There were many girls my age in my neighborhood, yet I associated with a group of eight who became close for many years. Why did I open the door to them and not the others? We had fun sharing secrets, gossip, going to parties, dances and talking about boys. Even though there were minor differences and disagreements, we basically got along well, and the door didn't start to close until we all married and moved to different areas. Proximity is a major ingredient to friendship.
Marriage opens another door. One night, I went to a new place with a friend, and there he was, the boy I fell in love with, married and lived happily with for 42 years. Unfortunately, one morning when I woke up, he had expired during the night. I was devastated and did not know how I was going to go on with my life. But from discussions we had had when he was alive, I knew he wanted me to continue to open new doors and enjoy whatever time I had left. This gave me strength.
That is exactly what I did. There were schools with interesting courses to take, organizations to join and new friends to meet.
As I go from one stage of life to another, I find attitude to be the most important ingredient in shaping a rewarding and interesting life. When I am positive and make serious attempts to open a new door, most times the result is pleasant and satisfying. When it is not, I look on it as a losing Lotto ticket. I have many of those. Yet, I still purchase Lotto tickets every once in a while. Just as, "You gotta be in it to win it," you gotta open the door to see what's on the other side. If you don't, you never have to deal with disappointment, but then you also will never know the wonderful surprise of something good happening in your life.
The risk is worth it.
-- Harriet Morgenstern, Hewlett
Get the picture?
I have a huge amount of unfinished business. Family photographs — probably hundreds that I have managed to save and not attend to.
I'm the oldest of 12 children and have seven children of my own. My children are now adults, and I've tried every year for the past six years to make a dent. I actually have finally gotten the photos in order by year. That took me two years. I must admit that many photos were in original envelopes after being developed, stacked in brown grocery bags.

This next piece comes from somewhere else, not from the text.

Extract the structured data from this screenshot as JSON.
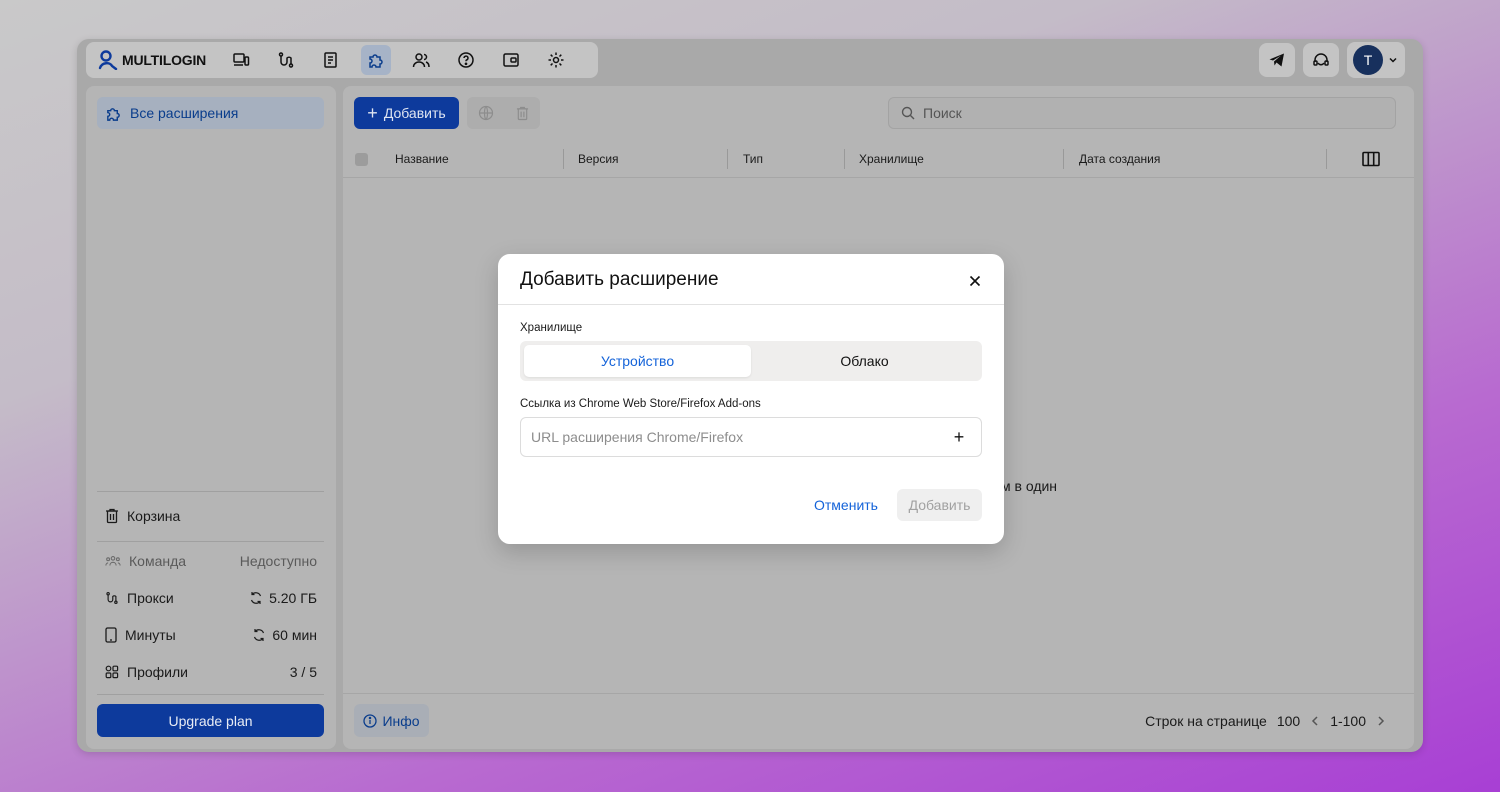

Next, I started sorting them for each child of mine. I want to make them each an album of photos of themselves, their siblings and pictures of my husband and myself. I'm not sure if I just feel too overwhelmed by the task or if looking at 44 years of pictures is just too emotional. I promise myself every summer, I'm going to tackle the job and get it done this winter.
To make matters worse, two years ago I thought it might be a good idea not only to make seven albums, but to include a narrative of my life with my husband and my children. That was a big mistake. Between reflecting on my life as well as all these darling pictures (and all the memories of each child's first smile, step, birthday and first day at school, etc.) turned me into an emotional sob.
Now, my progress has once again come to a standstill. Perhaps another reader has some pointers or insight that would help me clear my own path. I know I need help.
As my husband pointed out to me after reading this, I am a professional organizer for many years for many people. It is very obvious that I am now walking in my clients' shoes.
--Jean Rechner, Valley Stream
iLove my game apps
I am 66 years old, recently retired and addicted to game apps, especially Words With Friends. I also play another version, Scrabble Free (which wasn't, by the way). I play with many friends, and when they don't respond quick enough, I play with "random" players! I play watching TV, riding in a car (as a passenger, of course!) and, yes, waiting for all appointments. My husband has the patience of a saint!
However, as everyone knows, this keeps the brain active, and, on the more educational side, I am also learning better Italian, cooking techniques and I also have an app, "iTunes U," that I use to listen to lectures / conferences in law and medicine from Stanford and Cambridge universities.
So a big "thank you" to all those techies who created the apps for all to enjoy, learn and perhaps give a life line to.
--Mary Tufano, Islip
Your move, Mom
In this busy world of young mothers with little time to chat or visit between work, baseball and dance lessons, school pickups and drop-offs, and play dates, the one reliable way I can communicate regularly without breathless hurriedness with my daughter is Words With Friends.
When I see the Words With Friends "your move" signal on my iPhone, my eyes light up and I feel a rush knowing that my daughter made the time to "play" with me. She usually beats me, but who cares? In the end, she agrees that we are both winners!
--Kaye Pine, Melville